Besmirched in Oil: notes on Clouzot's The Wages of Fear
“It’s like prison here. Easy to get in. ‘Make yourself at home.’ But there’s no way out.”
"When we enter the world of The Wages of Fear, we do so by way of an opening shot (later appropriated by Sam Peckinpah for the opening of The Wild Bunch) in which cockroaches are tied together and casually tortured by a half-naked child on an oily, muddy street in the oily, muddy village of Las Piedras. A flavored-ice vendor passes by, and the child abandons the cockroaches to covet treats he can’t afford. But still he has to look, to lust after the unattainable. Once the vendor passes, the child returns to the roaches, but a vulture has already taken his place. With a single stroke, Clouzot has set in motion his primary theme—that men are constantly searching the horizon to the detriment of all else in their immediate world. Men are “goal oriented,” addicted to the “quest,” itching for the “heroic” opportunity. Or so we tell ourselves. Clouzot says no. Men are wanderers. Adrenaline junkies. Mortally terrified of home and hearth."
--Dennis Lehane's "The Wages of Fear: No Exit"
1) In 1953, Henri-Georges Clouzot released The Wages of Fear, a particularly nihilistic and delightful suspense-thriller adapted from a novel by Georges Arnaud. After a leisurely expository opening that depicts the plight of a bunch of expatriate men trapped in poverty and squalor in the fictional South American town of Las Piedras, an oil fire three hundred miles away obliges the American Southern Oil Company to enlist four of those men to drive two trucks full of explosive nitroglycerin across ramshackle mountain roads. If and when the nitroglycerin arrives, then the SOC can use it to put out the fire. Even though they know it is likely to be a suicide mission, men compete for the job and the $2000 pay that may get them out of the country.
2) The Wages of Fear depicts a nice range of debasement, exploitation, and corruption, both political and personal. I like the image of the customs official sitting on his spine and massaging one bare foot on the table as he accepts a ten dollar bribe from Jo (Charles Vanel) to let him into the country. The relationship between the American Southern Oil Company and the natives instantly reminded me of Halliburton's human rights violations. Moreover, Mario is dismissive and rude to the lovestruck bar maid Linda (Vera Clouzot). Mario dumps her in the mud when she tries to appeal to him to not go on the suicide mission. If you work hard and try to get ahead, as Luigi does, then you end up with concrete in your lungs, and a roommate who calls you a "chump."
3) Oddly, insofar as it focuses on a group of expatriates trying to escape a country while hanging out in a bar, The Wages of Fear resembles Casablanca, only without the American patriotism and the love story (quite the opposite). Clouzot calls attention to the similarity by the way he shoots a plane flying overhead, the path of the plane's shadow suggesting the possibility of escape.

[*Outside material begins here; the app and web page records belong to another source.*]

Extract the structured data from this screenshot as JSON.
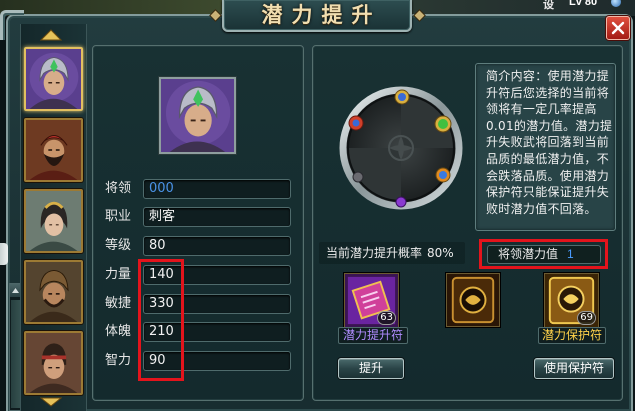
{
  "window": {
    "title": "潜力提升"
  },
  "hud": {
    "settings_label": "设",
    "level": "Lv 80"
  },
  "icons": {
    "close": "close-icon",
    "list_up": "arrow-up-icon",
    "list_down": "arrow-down-icon",
    "scroll_up": "arrow-up-icon",
    "dial": "potential-dial-icon"
  },
  "general": {
    "rows": [
      {
        "label": "将领",
        "value": "000"
      },
      {
        "label": "职业",
        "value": "刺客"
      },
      {
        "label": "等级",
        "value": "80"
      },
      {
        "label": "力量",
        "value": "140"
      },
      {
        "label": "敏捷",
        "value": "330"
      },
      {
        "label": "体魄",
        "value": "210"
      },
      {
        "label": "智力",
        "value": "90"
      }
    ]
  },
  "upgrade": {
    "intro_lines": [
      "简介内容：使用潜力提",
      "升符后您选择的当前将",
      "领将有一定几率提高",
      "0.01的潜力值。潜力提",
      "升失败武将回落到当前",
      "品质的最低潜力值，不",
      "会跌落品质。使用潜力",
      "保护符只能保证提升失",
      "败时潜力值不回落。"
    ],
    "probability_label": "当前潜力提升概率",
    "probability_value": "80%",
    "potential_label": "将领潜力值",
    "potential_value": "1",
    "items": [
      {
        "name": "潜力提升符",
        "count": "63",
        "icon": "purple-scroll-icon"
      },
      {
        "icon": "gold-seal-icon"
      },
      {
        "name": "潜力保护符",
        "count": "69",
        "icon": "gold-scroll-icon"
      }
    ],
    "buttons": {
      "upgrade": "提升",
      "use_protect": "使用保护符"
    }
  },
  "colors": {
    "highlight": "#e3141c",
    "name_value": "#4a92e6",
    "potential_value": "#4a9cff",
    "upgrade_item_label": "#b08cff",
    "protect_item_label": "#ffd24a",
    "title": "#f1deb0"
  }
}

4) In this movie made 50 years before this age of peak oil, how did Clouzot know so far in advance just how destructive American love for oil would prove to be? The Southern Oil Company officials cynically view the loss of human life as a natural consequence of their pursuit for profit. Clouzot perfectly emblematizes the negative effects of oil late in the film when Mario and Jo have to immerse themselves and the truck in an oil pool, with Jo getting his leg crushed in the process.
5) The Wages of Fear resembles Deliverance in the way the adventure defines each man's strength, but there's not much heroism for anyone, only each man's relative ability to confront and manage his fear. Mario admits to his fear at the outset, yet he weathers it the best, whereas the older Jo (Charles Vanel) proves a coward under the pressure of the truck drive. Fear wears men down in this film, and even though the classic set piece action scenes may resemble something out of an Indiana Jones film, no one gets to enjoy Indiana's impervious defiance of danger.
6) Oddly, I like the opening scenes in Las Piedras the best, perhaps because of the black and white cinemagraphy of Armand Thirard, perhaps because the squalor is so extreme, and yet there are moments of joy mixed in with the despair amongst the villagers, and the extremity of their hardscrabble existence is so compelling. As Clouzot explained in an interview listed in the Criterion edition booklet:
"The striking setting, the complex human drama, and the terrifying accessory of the truck loaded with explosives allowed me to choose as my target--in a series of episodes linked to each other only by the lonely human characters--not the picaresque narrative but the epic. Yes, an epic whose major key was courage, and its antithesis. Because it's contrast that's at the foundation of my cinematic conception. In the script, as in the unfolding drama, as in the characters, as in the editing, I sought a montage of permanent shock."
Clouzot's extreme, shocking, and despairing vision back in 1953 turned out to be prescient---an accurate picture of the human cost of our current dependence on oil.